A complete tonal shift occurs when he suddenly meets up with Americans who obviously recall characters from "Catch 22", marvelously played by a scheming John Malkovich and Joe Pantoliano as his side kick. It was very effective that we only hear them for many minutes before we see their faces, as we perceive them from the child's angle in hearing the clear distinctions from his upbringing in their styles, culture and language. (I only found out from the DVD interviews that their characters were stranded Merchant Marines as I didn't pick that up from the dialog.) The practicality of the Americans is coolly emphasized in one harrowing scene when they take bets on whether Bale's "Jim" will survive a chase.
Miranda Richardson is notably not a stereotype. Just as Malkovich is an extremely reluctant paternal protector for Bale, Richardson is neither a snob nor maternal.
The art direction and images then take over, overwhelming any theme about the absurdities of war or clashes or complements of cultures, from the increasingly desperate internment camp to an Allied attack to a useless march to another encampment filled with the luxurious detritus of the imperialists.
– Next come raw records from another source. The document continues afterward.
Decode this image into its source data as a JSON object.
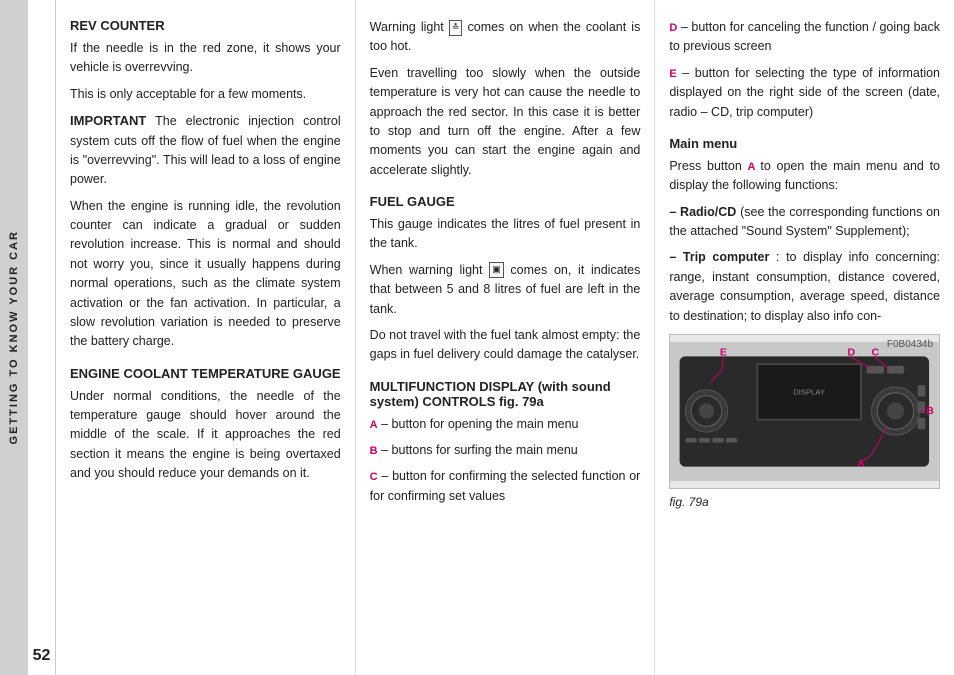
{
  "sidebar": {
    "text": "GETTING TO KNOW YOUR CAR"
  },
  "page_number": "52",
  "col1": {
    "heading1": "REV COUNTER",
    "p1": "If the needle is in the red zone, it shows your vehicle is overrevving.",
    "p2": "This is only acceptable for a few moments.",
    "important_label": "IMPORTANT",
    "p3": " The electronic injection control system cuts off the flow of fuel when the engine is \"overrevving\". This will lead to a loss of engine power.",
    "p4": "When the engine is running idle, the revolution counter can indicate a gradual or sudden revolution increase. This is normal and should not worry you, since it usually happens during normal operations, such as the climate system activation or the fan activation. In particular, a slow revolution variation is needed to preserve the battery charge.",
    "heading2": "ENGINE COOLANT TEMPERATURE GAUGE",
    "p5": "Under normal conditions, the needle of the temperature gauge should hover around the middle of the scale. If it approaches the red section it means the engine is being overtaxed and you should reduce your demands on it."
  },
  "col2": {
    "p1": "Warning light",
    "icon1": "≛",
    "p1b": "comes on when the coolant is too hot.",
    "p2": "Even travelling too slowly when the outside temperature is very hot can cause the needle to approach the red sector. In this case it is better to stop and turn off the engine. After a few moments you can start the engine again and accelerate slightly.",
    "heading1": "FUEL GAUGE",
    "p3": "This gauge indicates the litres of fuel present in the tank.",
    "p4": "When warning light",
    "icon2": "▣",
    "p4b": "comes on, it indicates that between 5 and 8 litres of fuel are left in the tank.",
    "p5": "Do not travel with the fuel tank almost empty: the gaps in fuel delivery could damage the catalyser.",
    "heading2": "MULTIFUNCTION DISPLAY (with sound system) CONTROLS fig. 79a",
    "controls": [
      {
        "label": "A",
        "text": "– button for opening the main menu"
      },
      {
        "label": "B",
        "text": "– buttons for surfing the main menu"
      },
      {
        "label": "C",
        "text": "– button for confirming the selected function or for confirming set values"
      }
    ]
  },
  "col3": {
    "controls": [
      {
        "label": "D",
        "text": "– button for canceling the function / going back to previous screen"
      },
      {
        "label": "E",
        "text": "– button for selecting the type of information displayed on the right side of the screen (date, radio – CD, trip computer)"
      }
    ],
    "heading1": "Main menu",
    "p1": "Press button",
    "letter_A": "A",
    "p1b": "to open the main menu and to display the following functions:",
    "items": [
      {
        "label": "– Radio/CD",
        "text": "(see the corresponding functions on the attached \"Sound System\" Supplement);"
      },
      {
        "label": "– Trip computer",
        "text": ": to display info concerning: range, instant consumption, distance covered, average consumption, average speed, distance to destination; to display also info con-"
      }
    ],
    "figure": {
      "ref": "F0B0434b",
      "caption": "fig. 79a",
      "labels": [
        "E",
        "D",
        "C",
        "B",
        "A"
      ]
    }
  }
}
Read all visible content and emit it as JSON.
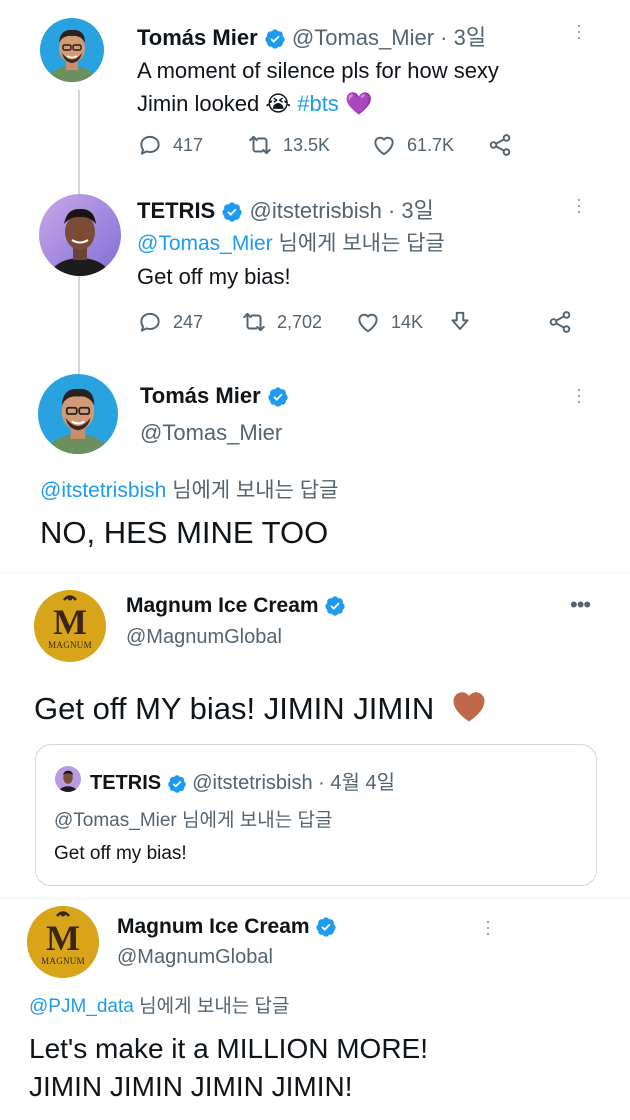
{
  "tweet1": {
    "name": "Tomás Mier",
    "handle": "@Tomas_Mier",
    "time": "· 3일",
    "text_line1": "A moment of silence pls for how sexy",
    "text_line2_pre": "Jimin looked 😭 ",
    "hashtag": "#bts",
    "emoji_after": "💜",
    "replies": "417",
    "retweets": "13.5K",
    "likes": "61.7K"
  },
  "tweet2": {
    "name": "TETRIS",
    "handle": "@itstetrisbish",
    "time": "· 3일",
    "reply_to_handle": "@Tomas_Mier",
    "reply_to_suffix": " 님에게 보내는 답글",
    "text": "Get off my bias!",
    "replies": "247",
    "retweets": "2,702",
    "likes": "14K"
  },
  "tweet3": {
    "name": "Tomás Mier",
    "handle": "@Tomas_Mier",
    "reply_to_handle": "@itstetrisbish",
    "reply_to_suffix": " 님에게 보내는 답글",
    "text": "NO, HES MINE TOO"
  },
  "tweet4": {
    "name": "Magnum Ice Cream",
    "handle": "@MagnumGlobal",
    "text": "Get off MY bias! JIMIN JIMIN",
    "logo_letter": "M",
    "logo_word": "MAGNUM",
    "quote": {
      "name": "TETRIS",
      "handle": "@itstetrisbish",
      "time": "· 4월 4일",
      "reply_to_handle": "@Tomas_Mier",
      "reply_to_suffix": " 님에게 보내는 답글",
      "text": "Get off my bias!"
    }
  },
  "tweet5": {
    "name": "Magnum Ice Cream",
    "handle": "@MagnumGlobal",
    "reply_to_handle": "@PJM_data",
    "reply_to_suffix": " 님에게 보내는 답글",
    "text_line1": "Let's make it a MILLION MORE!",
    "text_line2": "JIMIN JIMIN JIMIN JIMIN!",
    "logo_letter": "M",
    "logo_word": "MAGNUM"
  },
  "colors": {
    "accent": "#1d9bf0",
    "muted": "#536471",
    "heart": "#c0684a",
    "magnum_gold": "#d8a51a"
  }
}
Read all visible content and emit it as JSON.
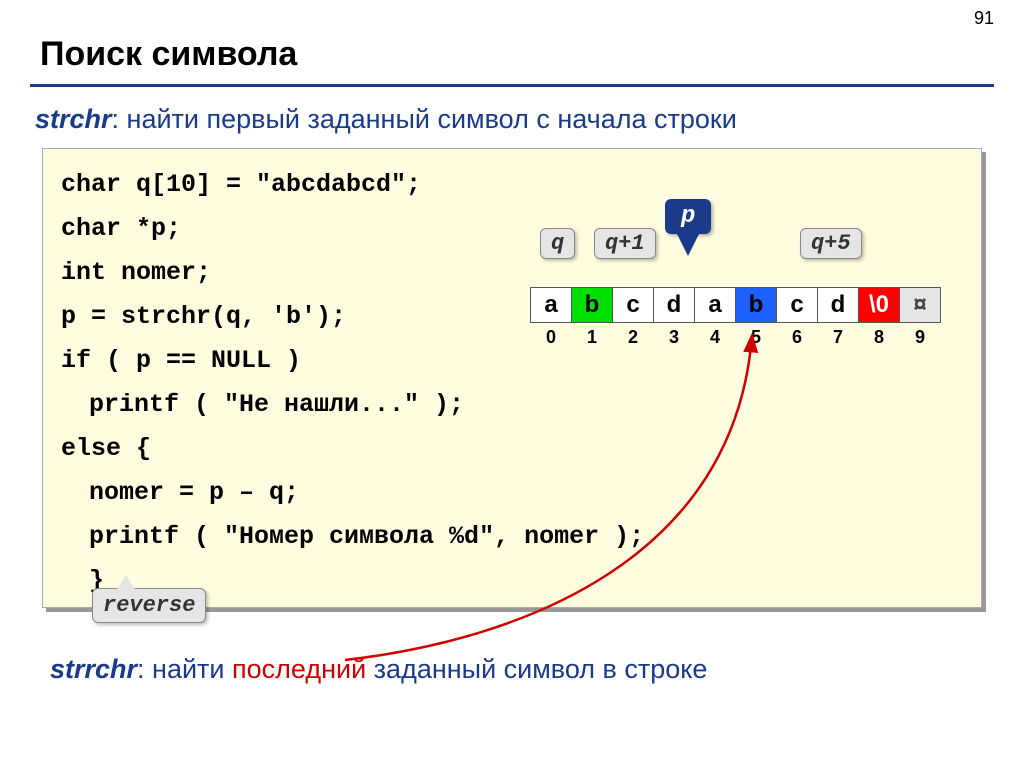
{
  "pageNumber": "91",
  "title": "Поиск символа",
  "desc1": {
    "fn": "strchr",
    "text": ": найти первый заданный символ c начала строки"
  },
  "code": {
    "l1": "char q[10] = \"abcdabcd\";",
    "l2": "char *p;",
    "l3": "int nomer;",
    "l4": "p = strchr(q, 'b');",
    "l5": "if ( p == NULL )",
    "l6": "printf ( \"Не нашли...\" );",
    "l7": "else {",
    "l8": "nomer = p – q;",
    "l9": "printf ( \"Номер символа %d\", nomer );",
    "l10": "}"
  },
  "pointers": {
    "q": "q",
    "qp1": "q+1",
    "p": "p",
    "qp5": "q+5"
  },
  "cells": [
    "a",
    "b",
    "c",
    "d",
    "a",
    "b",
    "c",
    "d",
    "\\0",
    "¤"
  ],
  "indices": [
    "0",
    "1",
    "2",
    "3",
    "4",
    "5",
    "6",
    "7",
    "8",
    "9"
  ],
  "reverse": "reverse",
  "desc2": {
    "fn": "strrchr",
    "pre": ": найти ",
    "red": "последний",
    "post": " заданный символ в строке"
  }
}
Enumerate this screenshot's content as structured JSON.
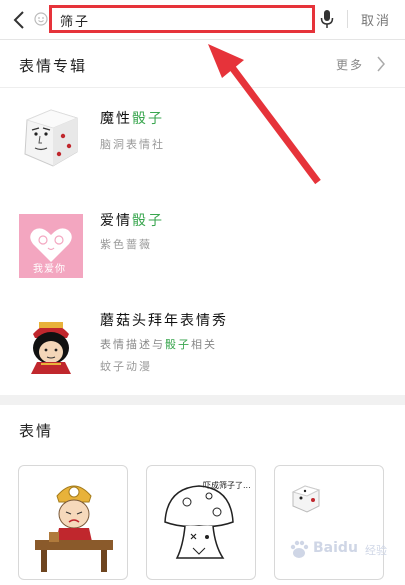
{
  "search": {
    "query": "筛子",
    "cancel_label": "取消"
  },
  "albums_section": {
    "title": "表情专辑",
    "more_label": "更多"
  },
  "albums": [
    {
      "name_prefix": "魔性",
      "name_highlight": "骰子",
      "subtitle": "脑洞表情社"
    },
    {
      "name_prefix": "爱情",
      "name_highlight": "骰子",
      "subtitle": "紫色蔷薇",
      "thumb_text": "我爱你"
    },
    {
      "name": "蘑菇头拜年表情秀",
      "desc_prefix": "表情描述与",
      "desc_highlight": "骰子",
      "desc_suffix": "相关",
      "subtitle": "蚊子动漫"
    }
  ],
  "stickers_section": {
    "title": "表情"
  },
  "stickers": [
    {
      "icon": "cartoon-character-desk"
    },
    {
      "icon": "mushroom-doodle",
      "caption": "吓成筛子了..."
    },
    {
      "icon": "dice"
    }
  ],
  "watermark": {
    "brand": "Baidu",
    "suffix": "经验"
  },
  "colors": {
    "highlight": "#3aa64f",
    "annotation_red": "#e6333a",
    "thumb_pink": "#f3a6c0"
  }
}
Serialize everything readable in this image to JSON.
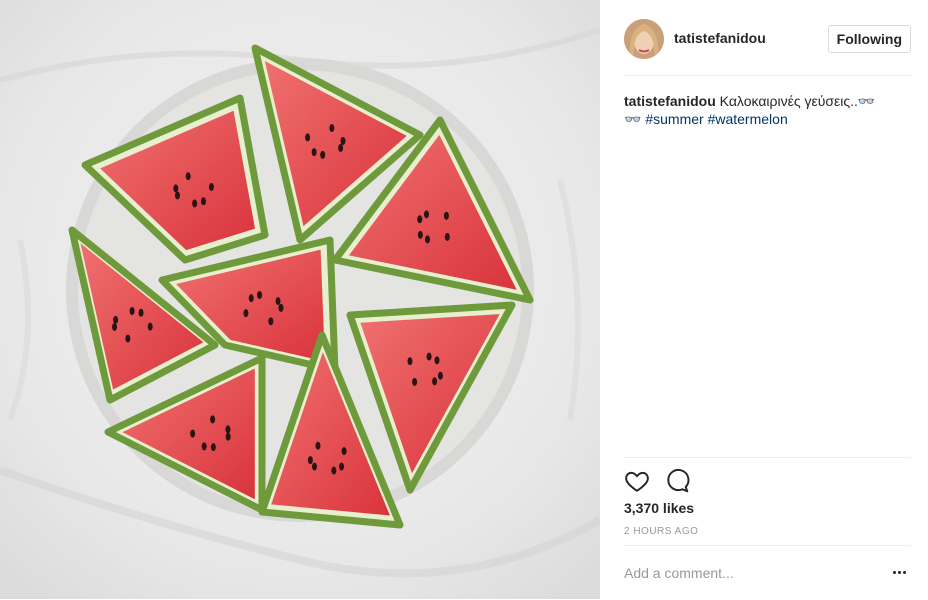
{
  "post": {
    "image_alt": "watermelon slices on a plate",
    "author": {
      "username": "tatistefanidou"
    },
    "follow_label": "Following",
    "caption": {
      "username": "tatistefanidou",
      "text": " Καλοκαιρινές γεύσεις..",
      "emoji_line1": "👓",
      "emoji_line2": "👓",
      "hashtags": [
        "#summer",
        "#watermelon"
      ]
    },
    "likes": "3,370 likes",
    "time": "2 HOURS AGO",
    "comment_placeholder": "Add a comment..."
  },
  "colors": {
    "tag_link": "#003569",
    "border": "#efefef",
    "muted": "#999999",
    "melon_red": "#e8474c",
    "rind_green": "#6f9a3c"
  },
  "icons": [
    "heart-icon",
    "comment-icon",
    "more-options-icon"
  ]
}
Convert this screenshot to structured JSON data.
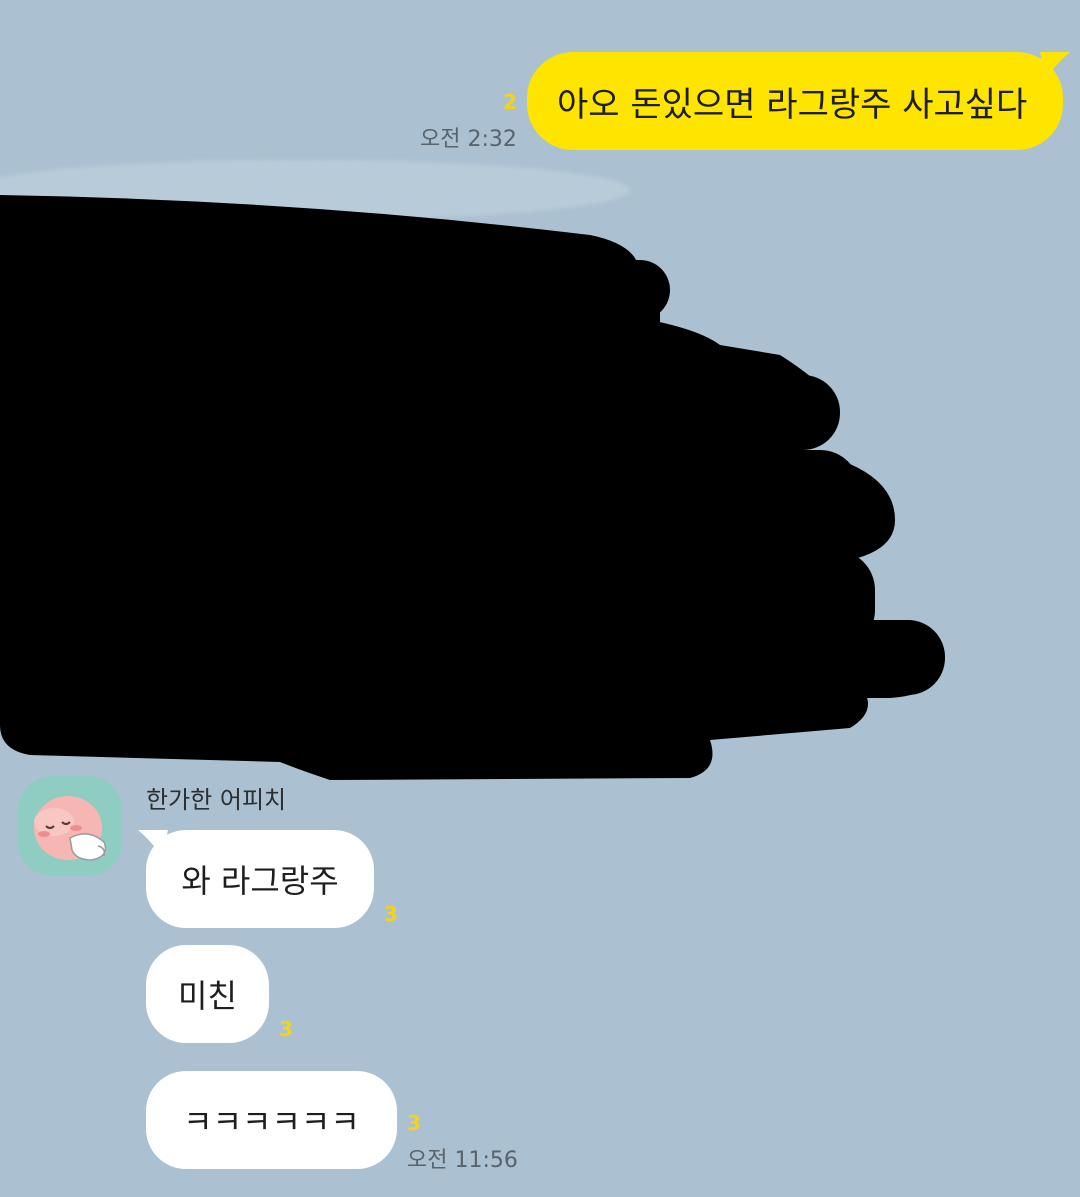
{
  "messages": {
    "outgoing": {
      "text": "아오 돈있으면 라그랑주 사고싶다",
      "unread": "2",
      "time": "오전 2:32"
    },
    "incoming": {
      "sender": "한가한 어피치",
      "avatar_icon": "apeach-sleeping-icon",
      "items": [
        {
          "text": "와 라그랑주",
          "unread": "3"
        },
        {
          "text": "미친",
          "unread": "3"
        },
        {
          "text": "ㅋㅋㅋㅋㅋㅋ",
          "unread": "3",
          "time": "오전 11:56"
        }
      ]
    }
  },
  "colors": {
    "background": "#abc1d1",
    "outgoing_bubble": "#fee500",
    "incoming_bubble": "#ffffff",
    "unread_count": "#f2d41c",
    "redaction": "#000000"
  }
}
Even as the exact time span is only indicated indirectly and the body count mounts, by the end we are seeing one striking tableau after another.
British civilization seems too easily restored at the end after all we've seen.
|Plot summary||Plot synopsis||Ratings|
|Awards||External reviews||Parents Guide|
|Official site||Plot keywords||Main details|
|Your user reviews||Your vote history|